22nd July 2023
The Future Plate has become the UK’s highest profile platform for exploring, celebrating and showcasing contemporary interpretations of African and Caribbean cuisines. Its founder, Julian George, has established a collective of leading Black chefs who aim to protect and extend understanding of distinct culinary traditions.
Later this year, The Future Plate and the Oxford Cultural Collective will launch a scholarship for young chefs, providing recipients with periods of immersive learning through work experience with pioneering chefs in African and Caribbean nations and in the US.
On 11th and 12th July, The Future Plate held its first annual Summit – Cuisine and Culture 2023 – which featured a range of thought-provoking panel discussions, interviews, live demos and social events. The objectives were to ignite cultural conversations, inspire change and challenge attendees and speakers to influence representation of African and Caribbean cuisines in the hospitality and food sectors.
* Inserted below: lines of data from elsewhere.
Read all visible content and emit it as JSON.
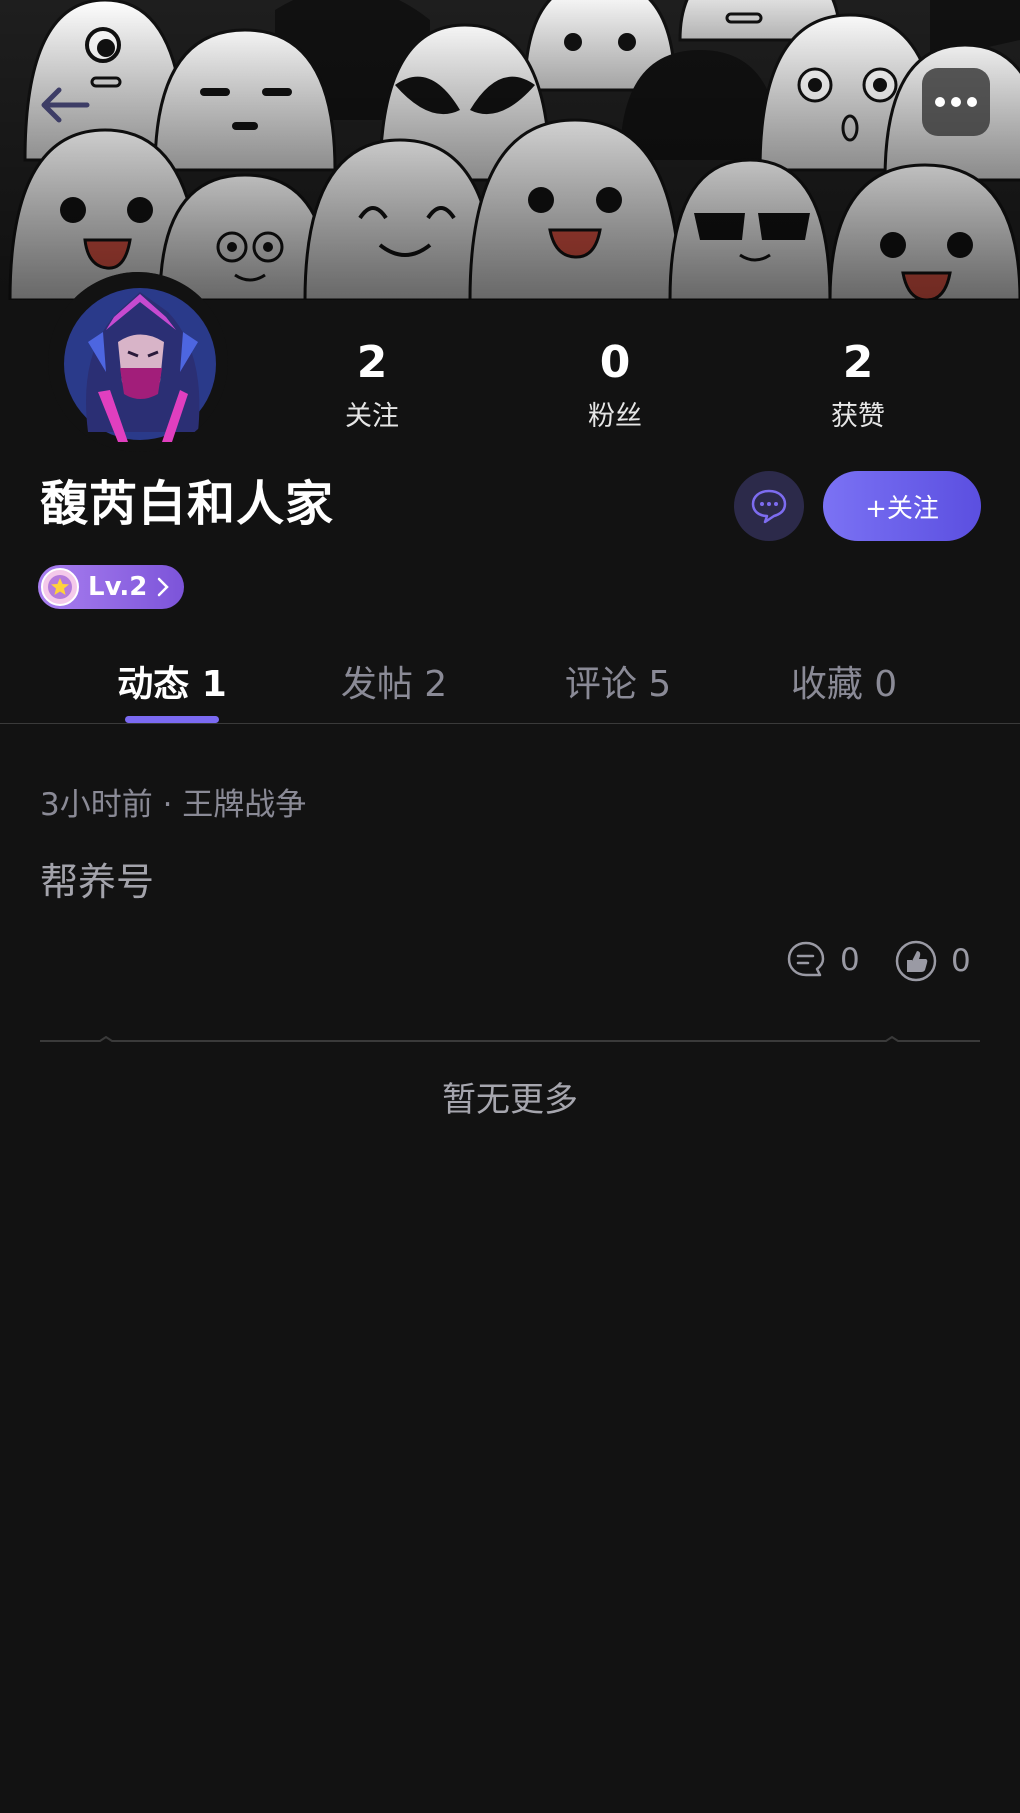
{
  "header": {
    "back_icon": "arrow-left-icon",
    "more_icon": "ellipsis-icon"
  },
  "profile": {
    "username": "馥芮白和人家",
    "level_label": "Lv.2",
    "stats": [
      {
        "value": "2",
        "label": "关注"
      },
      {
        "value": "0",
        "label": "粉丝"
      },
      {
        "value": "2",
        "label": "获赞"
      }
    ],
    "follow_label": "+关注",
    "chat_icon": "message-bubble-icon"
  },
  "tabs": [
    {
      "label": "动态 1",
      "active": true
    },
    {
      "label": "发帖 2",
      "active": false
    },
    {
      "label": "评论 5",
      "active": false
    },
    {
      "label": "收藏 0",
      "active": false
    }
  ],
  "post": {
    "meta": "3小时前 · 王牌战争",
    "body": "帮养号",
    "comment_count": "0",
    "like_count": "0"
  },
  "footer": {
    "no_more": "暂无更多"
  },
  "colors": {
    "background": "#121212",
    "accent": "#7b6af2",
    "muted_text": "#8a8a96"
  }
}
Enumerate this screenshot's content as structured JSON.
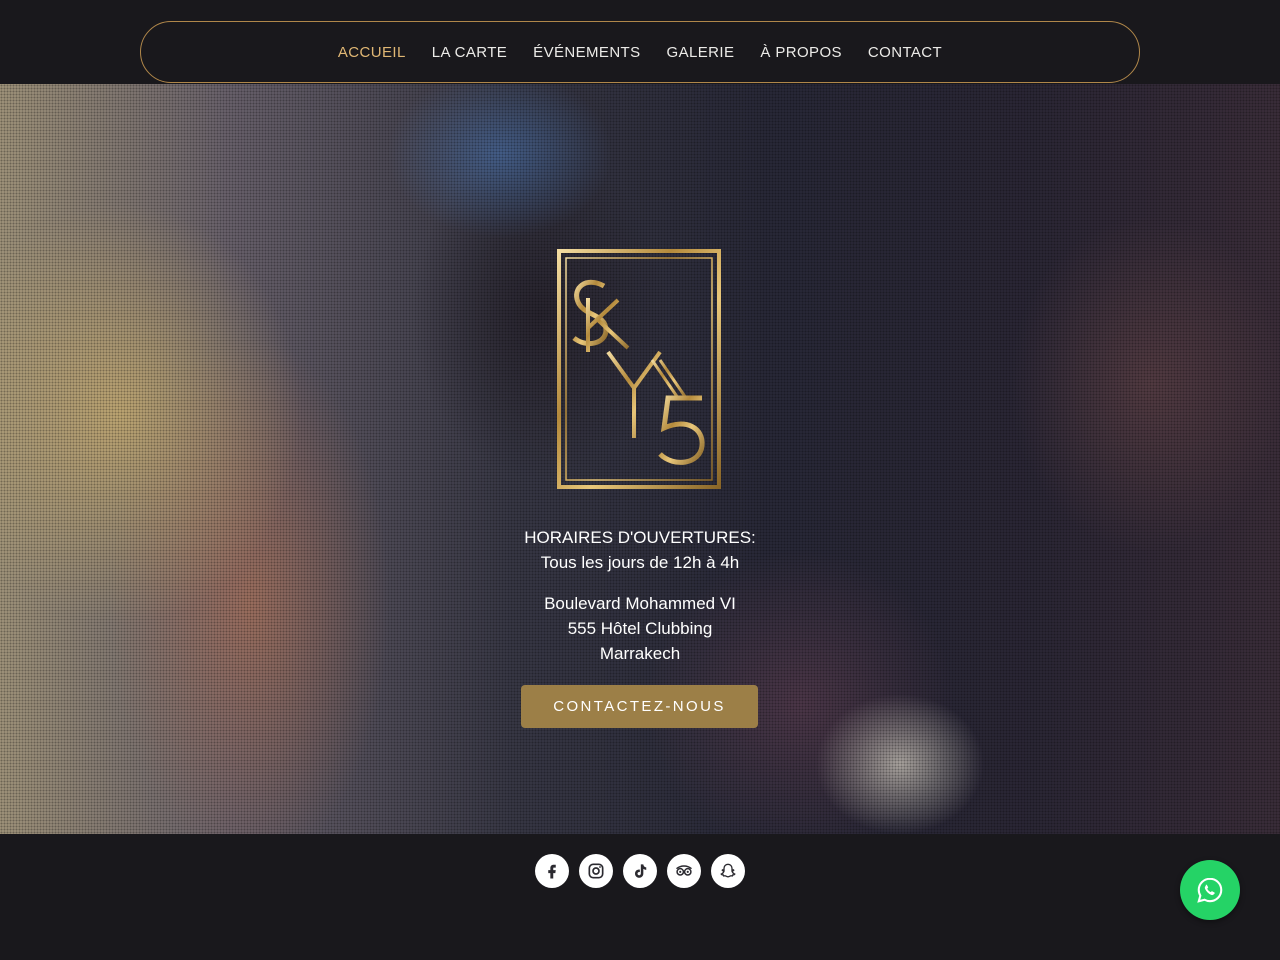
{
  "nav": {
    "items": [
      {
        "label": "ACCUEIL",
        "active": true
      },
      {
        "label": "LA CARTE",
        "active": false
      },
      {
        "label": "ÉVÉNEMENTS",
        "active": false
      },
      {
        "label": "GALERIE",
        "active": false
      },
      {
        "label": "À PROPOS",
        "active": false
      },
      {
        "label": "CONTACT",
        "active": false
      }
    ]
  },
  "hero": {
    "logo_text": "SKY5",
    "hours_title": "HORAIRES D'OUVERTURES:",
    "hours_text": "Tous les jours de 12h à 4h",
    "address": [
      "Boulevard Mohammed VI",
      "555 Hôtel Clubbing",
      "Marrakech"
    ],
    "cta_label": "CONTACTEZ-NOUS"
  },
  "footer": {
    "socials": [
      "facebook-icon",
      "instagram-icon",
      "tiktok-icon",
      "tripadvisor-icon",
      "snapchat-icon"
    ]
  },
  "whatsapp": {
    "icon": "whatsapp-icon"
  },
  "colors": {
    "accent": "#e0b774",
    "border": "#b0874a",
    "cta": "#9c7f47",
    "background": "#19181c",
    "whatsapp": "#25d366"
  }
}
Held at Westminster Kingsway College, the summit was hosted by Ayo Akinwolere, known for his many television appearances, including as a sports presenter for the BBC and Channel 4 and for hosting Blue Peter on BBC1 from 2006 to 2011.
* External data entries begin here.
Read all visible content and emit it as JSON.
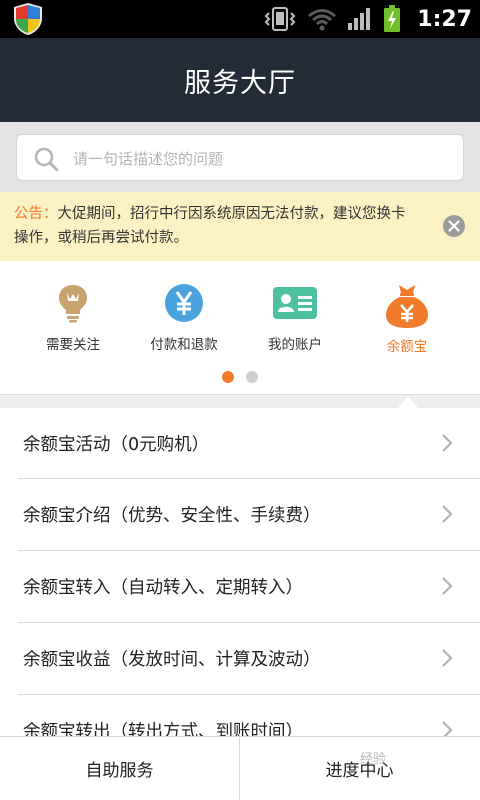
{
  "status_bar": {
    "time": "1:27",
    "icons": [
      "shield-icon",
      "vibrate-icon",
      "wifi-icon",
      "signal-icon",
      "battery-charging-icon"
    ]
  },
  "header": {
    "title": "服务大厅"
  },
  "search": {
    "placeholder": "请一句话描述您的问题"
  },
  "notice": {
    "label": "公告：",
    "text": "大促期间，招行中行因系统原因无法付款，建议您换卡操作，或稍后再尝试付款。"
  },
  "categories": [
    {
      "label": "需要关注",
      "icon": "lightbulb-icon",
      "active": false
    },
    {
      "label": "付款和退款",
      "icon": "yen-coin-icon",
      "active": false
    },
    {
      "label": "我的账户",
      "icon": "id-card-icon",
      "active": false
    },
    {
      "label": "余额宝",
      "icon": "money-bag-icon",
      "active": true
    }
  ],
  "pager": {
    "current": 1,
    "total": 2
  },
  "list_items": [
    {
      "label": "余额宝活动（0元购机）"
    },
    {
      "label": "余额宝介绍（优势、安全性、手续费）"
    },
    {
      "label": "余额宝转入（自动转入、定期转入）"
    },
    {
      "label": "余额宝收益（发放时间、计算及波动）"
    },
    {
      "label": "余额宝转出（转出方式、到账时间）"
    }
  ],
  "bottom_tabs": [
    {
      "label": "自助服务"
    },
    {
      "label": "进度中心"
    }
  ],
  "watermark": "经验",
  "colors": {
    "accent": "#f07b2a",
    "header_bg": "#232b36",
    "notice_bg": "#fcf0c5"
  }
}
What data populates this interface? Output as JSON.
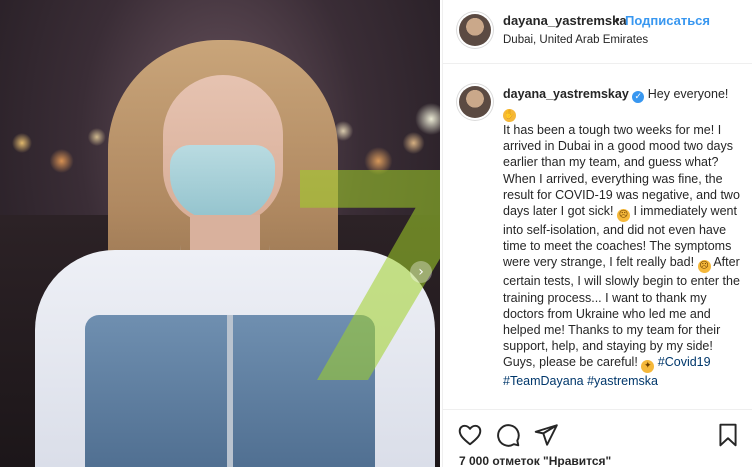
{
  "header": {
    "username": "dayana_yastremska",
    "dot": "•",
    "follow_label": "Подписаться",
    "location": "Dubai, United Arab Emirates"
  },
  "photo": {
    "next_arrow": "›",
    "watermark_color": "#a0d228"
  },
  "caption": {
    "username": "dayana_yastremskay",
    "verified_glyph": "✓",
    "greeting": "Hey everyone!",
    "emoji_wave": "wave-emoji",
    "body_1": "It has been a tough two weeks for me! I arrived in Dubai in a good mood two days earlier than my team, and guess what? When I arrived, everything was fine, the result for COVID-19 was negative, and two days later I got sick!",
    "emoji_sad": "sad-emoji",
    "body_2": "I immediately went into self-isolation, and did not even have time to meet the coaches! The symptoms were very strange, I felt really bad!",
    "emoji_disappointed": "disappointed-emoji",
    "body_3": "After certain tests, I will slowly begin to enter the training process... I want to thank my doctors from Ukraine who led me and helped me! Thanks to my team for their support, help, and staying by my side! Guys, please be careful!",
    "emoji_pray": "pray-emoji",
    "hashtag_1": "#Covid19",
    "hashtag_2": "#TeamDayana",
    "hashtag_3": "#yastremska"
  },
  "actions": {
    "like_icon": "heart-icon",
    "comment_icon": "comment-icon",
    "share_icon": "share-icon",
    "save_icon": "bookmark-icon",
    "likes_text": "7 000 отметок \"Нравится\""
  },
  "colors": {
    "link_blue": "#3897f0",
    "hashtag": "#00376b",
    "text": "#262626"
  }
}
Speakers included Mike Reid, chef, restaurateur and presenter of Channel 4’s Five Star Kitchen; Kareem Rogers, Head Chef of Trinity restaurant in Cambridge and contestant on the BBC’s Great British Menu; Simi Idowu Ajibodu, Director of Chefsiaa Ltd, and formerly of Michelin-starred Ikoyi; and Victoria Idowu, private chef to Stormzy. Donald Sloan of OCC led a conversation on the need for change in hospitality education.
Cuisine and Culture 2023 closed with a spectacular dinner prepared by chefs William Chilila, Jason Howard, Opeoluwa Odutayo, Exose Grant, Ivan Kilama and Philippe Sonou.
The event was generously supported by Amarula.
The genesis for The Future Plate was the Made You Look exhibition, launched in October 2020. This was a visual celebration of talented Black chefs, who worked in some of the UK’s best restaurants, but who lacked public recognition. The images were striking, designed to stop viewers in their tracks and to encourage greater interest in the chefs’ personal and professional stories.
The critically acclaimed exhibition was displayed publicly on Oxford Street, as well as at Boxpark Shoreditch, Boxpark Croydon and the Carousel gallery and restaurant, where The Future Plate chefs staged a series of dinners.
The Future Plate’s influence now extends beyond the world of food. Through its popular events and international alliances, which reach across cultural boundaries, it is promoting understanding of our shared past, as a foundation for navigating a more harmonious future, in which those from diverse backgrounds are afforded respect and opportunity.
The positive impact of the Future Plate is set to grow over time. As well as being a values-based cultural organisation, it is now a successful catering and events business, which will underpin its long-term sustainability.